L'Appartement is trendy place with elegant atmosphere and reminiscent of the interior of a city apartment. Assortment forms from the exclusive selection of cloth, interior items, bijou and beauty products by a huge number of brands, design studios and factories, both world-famous and local.

Ilgiz Fazulzyanov is our only jeweler today with international prominence. A couple of years ago he had a personal exhibition at the Kremlin Museum. All what he makes can be excellent gift to bring but not very cheap one, of course. Recently he opened the gallery near Belorusskaya metro station. 

Have a look on famous Soviet porcelain IFZ, Imperial Porcelain trade mark – it could be the best gift to bring home. The factory keeps old tsarist tradition plus has a lot of soviet reminiscences. The flagship store at the IFZ on Tverskaya Street, 27 and another one at the intersection of Kutuzovsky Prospect and Bolshaya Dorogomilovskaya Street.
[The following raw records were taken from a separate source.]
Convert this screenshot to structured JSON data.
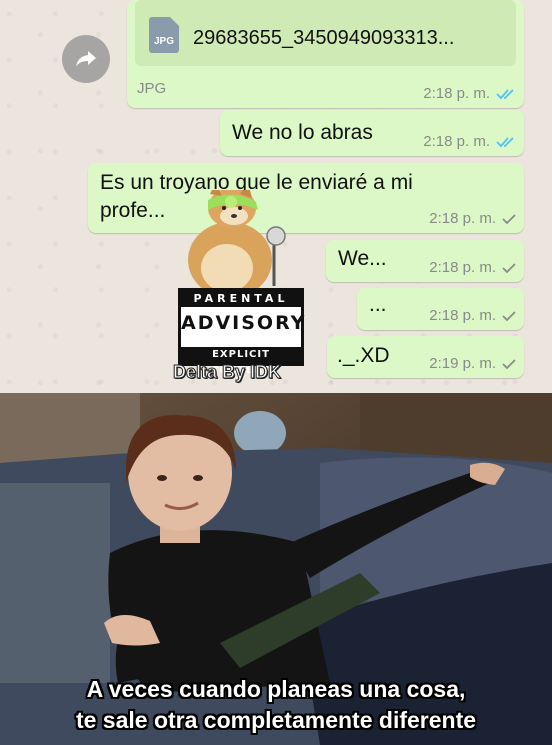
{
  "chat": {
    "file_message": {
      "icon_label": "JPG",
      "file_name": "29683655_3450949093313...",
      "file_type": "JPG",
      "time": "2:18 p. m.",
      "status": "read"
    },
    "messages": [
      {
        "text": "We no lo abras",
        "time": "2:18 p. m.",
        "status": "read"
      },
      {
        "text_line1": "Es un troyano que le enviaré a mi",
        "text_line2": "profe...",
        "time": "2:18 p. m.",
        "status": "sent"
      },
      {
        "text": "We...",
        "time": "2:18 p. m.",
        "status": "sent"
      },
      {
        "text": "...",
        "time": "2:18 p. m.",
        "status": "sent"
      },
      {
        "text": "._.XD",
        "time": "2:19 p. m.",
        "status": "sent"
      }
    ],
    "sticker": {
      "advisory_top": "PARENTAL",
      "advisory_main": "ADVISORY",
      "advisory_bottom": "EXPLICIT CONTENT",
      "watermark": "Delta By IDK"
    },
    "colors": {
      "bubble": "#dcf8c6",
      "read_tick": "#4fc3f7",
      "sent_tick": "#8a8a8a"
    }
  },
  "meme": {
    "caption_line1": "A veces cuando planeas una cosa,",
    "caption_line2": "te sale otra completamente diferente"
  }
}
Numismatist Shop on Taganka – a paradise for numismatists and amateurs, collectors of heraldic symbols. There you can find domestic (pre-revolutionary and Soviet period) coins, bonds (bills), insignia of different eras. 

The best bookshop in the city is named simply ‘Moscow’ and located on the main street of the city – Tverskaya. Two stores where you can find everything published in Russian Come and by a souvenir from the USSR – the country that not exist anymore.   

And as man doesn’t live by art alone, let’s turn to the bread. Café Pushkin was already mentioned in the very beginning. Looking for some more old atmosphere, go to legendary Soviet TsDL restaurant (Central House of Writers), former private villa of 19 th century, recently renovated by Olga Rozet. It offers you not only stunning Russian Style interior and not only  the Russian cuisine, but also the art gallery on the very top of it selling the works of the late 19-20 century artists, both Russian and Western, rather pricy.

To dine with a view all the Muscovites go to Doctor Zhivago and Beluga restaurants designed by architect Anastasia Panibratova. Both located in the same building of The National Hotel in the very heart of Moscow, at the corner of Tverskaya Street (our main street) and just opposite Kremlin that can be seen through the windows.

Text by Olga Kosyreva